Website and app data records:
☆ ☆ ☆ ☆
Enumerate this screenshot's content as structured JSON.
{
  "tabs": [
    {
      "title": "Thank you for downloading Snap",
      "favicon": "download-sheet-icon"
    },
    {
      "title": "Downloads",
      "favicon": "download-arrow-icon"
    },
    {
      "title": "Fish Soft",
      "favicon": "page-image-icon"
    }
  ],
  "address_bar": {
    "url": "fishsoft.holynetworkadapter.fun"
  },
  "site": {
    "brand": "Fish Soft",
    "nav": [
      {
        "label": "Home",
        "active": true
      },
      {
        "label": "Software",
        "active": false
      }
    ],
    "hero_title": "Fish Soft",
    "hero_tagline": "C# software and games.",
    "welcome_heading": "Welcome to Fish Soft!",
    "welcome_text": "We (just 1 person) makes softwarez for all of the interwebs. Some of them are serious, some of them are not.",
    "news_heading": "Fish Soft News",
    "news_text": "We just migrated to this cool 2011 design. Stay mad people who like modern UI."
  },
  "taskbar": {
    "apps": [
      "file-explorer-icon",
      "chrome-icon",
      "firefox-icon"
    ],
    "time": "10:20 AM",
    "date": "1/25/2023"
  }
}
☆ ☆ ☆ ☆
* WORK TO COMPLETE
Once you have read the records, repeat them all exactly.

* REPLY
Enumerate this screenshot's content as structured JSON.
{
  "tabs": [
    {
      "title": "Thank you for downloading Snap",
      "favicon": "download-sheet-icon"
    },
    {
      "title": "Downloads",
      "favicon": "download-arrow-icon"
    },
    {
      "title": "Fish Soft",
      "favicon": "page-image-icon"
    }
  ],
  "address_bar": {
    "url": "fishsoft.holynetworkadapter.fun"
  },
  "site": {
    "brand": "Fish Soft",
    "nav": [
      {
        "label": "Home",
        "active": true
      },
      {
        "label": "Software",
        "active": false
      }
    ],
    "hero_title": "Fish Soft",
    "hero_tagline": "C# software and games.",
    "welcome_heading": "Welcome to Fish Soft!",
    "welcome_text": "We (just 1 person) makes softwarez for all of the interwebs. Some of them are serious, some of them are not.",
    "news_heading": "Fish Soft News",
    "news_text": "We just migrated to this cool 2011 design. Stay mad people who like modern UI."
  },
  "taskbar": {
    "apps": [
      "file-explorer-icon",
      "chrome-icon",
      "firefox-icon"
    ],
    "time": "10:20 AM",
    "date": "1/25/2023"
  }
}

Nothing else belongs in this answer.